Wednesday, August 26, 2009


Why is Nagin my favorite Bollywood movie? The brilliance of this genre melding song explains it, where Indian drum beat- meets mariachi- meets 70's lounge trumpet- meets lazy Parisian accordion..

enter snake woman revenge story...

Tuesday, August 25, 2009


"If you’re going to be a visual artist, then there has to be something in the work that accounts for the possibility of the invisible, the opposite of the visual experience. That’s why it’s not like a table or a car or something. I think that that might even be hard for people because most of our visual experiences are of tables. It has no business being anything else but a table. But a painting or a sculpture really exists somewhere between itself, what it is, and what it is not- you know, the very thing. And how the artist engineers or manages that is the question."
- Richard Tuttle

Over the past four decades, Richard Tuttle has thrown into question nearly every conceivable artistic convention and critical category to create an enormously inventive body of abstract work--one that embraces and intermingles drawing, painting, collage, book-making, sculpture and design. From his spare yet enigmatic forms to his recent complex installations, Tuttle's primary impetus throughout has been to craft unique objects, using everyday, often ephemeral materials, that demand to be confronted on their own terms. This has earned him standing as one of the most provocative artists. A prolific artist, among his oeuvre his sensitive handling of diverse materials; his lifelong engagement with drawing and its expansion into three-dimensional space; his complex play with the conventions of language; and his innovative artist's books, many of which are collaborations with poets.

One too many Mornings, and a Thousand miles Behind

Bryan Kenny

Sunday, August 2, 2009

Lawrence plays the FULL-COURT-PRESS

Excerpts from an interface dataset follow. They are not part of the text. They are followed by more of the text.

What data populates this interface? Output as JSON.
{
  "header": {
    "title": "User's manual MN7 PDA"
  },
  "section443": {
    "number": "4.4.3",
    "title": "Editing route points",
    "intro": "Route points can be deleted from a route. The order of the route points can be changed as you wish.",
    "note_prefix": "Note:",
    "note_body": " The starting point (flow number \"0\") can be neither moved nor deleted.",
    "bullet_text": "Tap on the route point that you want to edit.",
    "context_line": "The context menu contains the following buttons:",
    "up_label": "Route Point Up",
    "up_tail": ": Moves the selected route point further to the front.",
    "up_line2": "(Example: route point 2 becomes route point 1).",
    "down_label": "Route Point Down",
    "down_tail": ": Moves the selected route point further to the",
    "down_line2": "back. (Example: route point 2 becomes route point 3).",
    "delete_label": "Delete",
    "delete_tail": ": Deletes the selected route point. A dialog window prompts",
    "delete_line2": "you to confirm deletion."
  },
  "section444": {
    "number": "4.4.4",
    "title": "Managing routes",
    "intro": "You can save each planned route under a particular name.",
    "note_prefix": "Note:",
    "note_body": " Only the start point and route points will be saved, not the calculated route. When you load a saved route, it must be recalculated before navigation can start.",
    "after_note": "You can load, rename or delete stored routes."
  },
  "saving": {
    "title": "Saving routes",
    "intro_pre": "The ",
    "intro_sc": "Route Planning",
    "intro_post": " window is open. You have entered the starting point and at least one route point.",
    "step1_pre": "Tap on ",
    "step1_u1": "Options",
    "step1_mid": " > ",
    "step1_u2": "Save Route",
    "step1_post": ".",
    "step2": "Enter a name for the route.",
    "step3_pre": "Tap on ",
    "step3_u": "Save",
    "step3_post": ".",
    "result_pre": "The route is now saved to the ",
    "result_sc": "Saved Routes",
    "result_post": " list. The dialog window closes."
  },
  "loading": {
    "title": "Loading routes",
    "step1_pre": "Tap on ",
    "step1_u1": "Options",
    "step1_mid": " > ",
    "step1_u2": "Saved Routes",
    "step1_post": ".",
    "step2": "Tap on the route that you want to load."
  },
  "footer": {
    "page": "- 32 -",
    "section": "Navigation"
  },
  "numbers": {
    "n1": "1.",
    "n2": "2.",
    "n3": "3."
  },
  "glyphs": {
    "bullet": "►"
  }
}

Malcolm Gladwell reveals worlds of strategy and approach in his books and lectures.
Below is a lecture that he gave at the New York Public Library. In this talk Gladwell oddly sites Lawrence of Arabia, oddly because I have recently finished reading the Outliers (by Gladwell) and watching Lawrence of Arabia.

watch it here: